(Items from a data source)
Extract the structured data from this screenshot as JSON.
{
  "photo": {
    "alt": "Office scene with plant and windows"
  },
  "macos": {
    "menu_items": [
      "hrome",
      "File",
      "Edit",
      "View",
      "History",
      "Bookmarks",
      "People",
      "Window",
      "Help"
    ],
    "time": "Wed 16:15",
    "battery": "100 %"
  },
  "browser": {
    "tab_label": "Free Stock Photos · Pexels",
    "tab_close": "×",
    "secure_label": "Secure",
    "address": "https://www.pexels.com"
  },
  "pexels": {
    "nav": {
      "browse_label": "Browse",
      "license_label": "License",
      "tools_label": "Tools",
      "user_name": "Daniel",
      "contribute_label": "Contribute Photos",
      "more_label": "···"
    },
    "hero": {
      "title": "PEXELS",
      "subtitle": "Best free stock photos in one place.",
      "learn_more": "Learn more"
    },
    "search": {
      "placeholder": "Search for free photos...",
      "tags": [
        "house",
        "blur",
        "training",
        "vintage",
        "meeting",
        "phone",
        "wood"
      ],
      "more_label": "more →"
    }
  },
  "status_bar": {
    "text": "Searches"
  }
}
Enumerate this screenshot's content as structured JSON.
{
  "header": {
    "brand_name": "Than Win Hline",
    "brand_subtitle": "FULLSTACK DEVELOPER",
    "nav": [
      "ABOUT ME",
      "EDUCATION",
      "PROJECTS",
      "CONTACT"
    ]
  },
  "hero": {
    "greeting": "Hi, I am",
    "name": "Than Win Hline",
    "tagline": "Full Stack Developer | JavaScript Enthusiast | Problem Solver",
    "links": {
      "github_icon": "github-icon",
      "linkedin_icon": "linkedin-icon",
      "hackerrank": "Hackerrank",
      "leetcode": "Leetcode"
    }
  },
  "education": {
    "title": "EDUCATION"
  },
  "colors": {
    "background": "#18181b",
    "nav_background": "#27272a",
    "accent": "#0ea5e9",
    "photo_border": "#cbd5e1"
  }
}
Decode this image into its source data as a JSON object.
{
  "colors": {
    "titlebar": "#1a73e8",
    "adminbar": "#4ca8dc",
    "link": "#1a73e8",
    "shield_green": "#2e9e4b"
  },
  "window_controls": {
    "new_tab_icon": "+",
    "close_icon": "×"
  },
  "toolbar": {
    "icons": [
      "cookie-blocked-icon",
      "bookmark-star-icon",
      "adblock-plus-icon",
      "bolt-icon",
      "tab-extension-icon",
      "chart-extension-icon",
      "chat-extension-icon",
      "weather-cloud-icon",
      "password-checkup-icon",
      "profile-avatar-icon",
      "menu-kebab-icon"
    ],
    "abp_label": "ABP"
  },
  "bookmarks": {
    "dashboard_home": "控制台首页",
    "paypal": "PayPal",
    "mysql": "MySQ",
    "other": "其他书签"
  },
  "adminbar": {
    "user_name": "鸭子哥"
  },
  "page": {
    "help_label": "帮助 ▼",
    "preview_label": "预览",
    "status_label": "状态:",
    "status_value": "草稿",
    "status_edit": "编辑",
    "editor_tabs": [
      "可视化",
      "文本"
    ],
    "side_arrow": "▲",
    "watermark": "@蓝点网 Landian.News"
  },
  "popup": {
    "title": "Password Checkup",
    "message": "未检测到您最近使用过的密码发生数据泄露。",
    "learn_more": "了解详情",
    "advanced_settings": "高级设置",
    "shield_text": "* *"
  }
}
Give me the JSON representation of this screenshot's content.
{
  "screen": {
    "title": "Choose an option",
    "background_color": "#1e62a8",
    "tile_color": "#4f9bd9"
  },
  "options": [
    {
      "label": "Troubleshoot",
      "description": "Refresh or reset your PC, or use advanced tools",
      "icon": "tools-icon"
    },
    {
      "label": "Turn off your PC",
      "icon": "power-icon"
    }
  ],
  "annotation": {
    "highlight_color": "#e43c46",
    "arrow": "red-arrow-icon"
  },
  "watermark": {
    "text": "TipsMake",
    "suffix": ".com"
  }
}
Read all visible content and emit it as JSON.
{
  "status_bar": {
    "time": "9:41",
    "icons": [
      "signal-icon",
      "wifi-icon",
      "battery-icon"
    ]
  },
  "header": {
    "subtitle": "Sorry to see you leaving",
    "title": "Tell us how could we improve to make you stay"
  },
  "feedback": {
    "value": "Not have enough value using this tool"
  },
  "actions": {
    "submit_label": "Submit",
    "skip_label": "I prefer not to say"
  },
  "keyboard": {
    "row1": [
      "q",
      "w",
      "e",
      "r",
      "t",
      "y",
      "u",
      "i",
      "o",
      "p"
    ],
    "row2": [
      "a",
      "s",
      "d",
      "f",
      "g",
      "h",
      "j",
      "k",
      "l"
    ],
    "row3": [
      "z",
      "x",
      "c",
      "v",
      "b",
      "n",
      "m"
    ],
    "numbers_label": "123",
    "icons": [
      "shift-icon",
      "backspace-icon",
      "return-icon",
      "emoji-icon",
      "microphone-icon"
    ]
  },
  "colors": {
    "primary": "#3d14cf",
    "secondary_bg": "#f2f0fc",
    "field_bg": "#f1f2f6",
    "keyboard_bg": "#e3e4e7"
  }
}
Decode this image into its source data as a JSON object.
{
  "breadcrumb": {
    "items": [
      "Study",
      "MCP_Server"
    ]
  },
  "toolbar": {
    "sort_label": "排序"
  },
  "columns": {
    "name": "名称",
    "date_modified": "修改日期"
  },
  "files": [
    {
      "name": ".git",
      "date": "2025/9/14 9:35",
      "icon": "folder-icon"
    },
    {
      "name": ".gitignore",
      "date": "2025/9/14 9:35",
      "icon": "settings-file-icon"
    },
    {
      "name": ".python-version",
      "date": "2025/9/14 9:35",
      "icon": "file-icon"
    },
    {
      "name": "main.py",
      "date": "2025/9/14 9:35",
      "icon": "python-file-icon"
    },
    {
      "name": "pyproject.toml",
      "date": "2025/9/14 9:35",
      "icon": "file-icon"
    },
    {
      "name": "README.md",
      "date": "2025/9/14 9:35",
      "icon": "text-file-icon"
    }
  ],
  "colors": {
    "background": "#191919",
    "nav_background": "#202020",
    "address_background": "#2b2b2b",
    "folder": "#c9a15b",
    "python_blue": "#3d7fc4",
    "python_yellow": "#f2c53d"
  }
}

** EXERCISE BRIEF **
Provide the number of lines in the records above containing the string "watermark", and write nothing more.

** OUTPUT BELOW **
2